Exercise description:
Whenever a line in the data contains "title", show that line.

(Interface dataset entries)
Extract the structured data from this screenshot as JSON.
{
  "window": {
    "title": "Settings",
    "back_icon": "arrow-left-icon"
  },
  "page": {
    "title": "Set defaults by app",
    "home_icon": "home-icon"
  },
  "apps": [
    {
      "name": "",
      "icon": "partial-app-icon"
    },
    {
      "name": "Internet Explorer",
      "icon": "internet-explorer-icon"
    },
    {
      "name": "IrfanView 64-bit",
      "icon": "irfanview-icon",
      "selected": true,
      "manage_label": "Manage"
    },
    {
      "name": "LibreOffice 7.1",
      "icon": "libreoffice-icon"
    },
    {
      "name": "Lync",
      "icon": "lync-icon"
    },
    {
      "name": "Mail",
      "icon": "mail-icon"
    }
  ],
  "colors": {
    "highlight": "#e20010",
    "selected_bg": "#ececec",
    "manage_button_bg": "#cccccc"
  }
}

Final answer:
    "title": "Settings",
    "title": "Set defaults by app",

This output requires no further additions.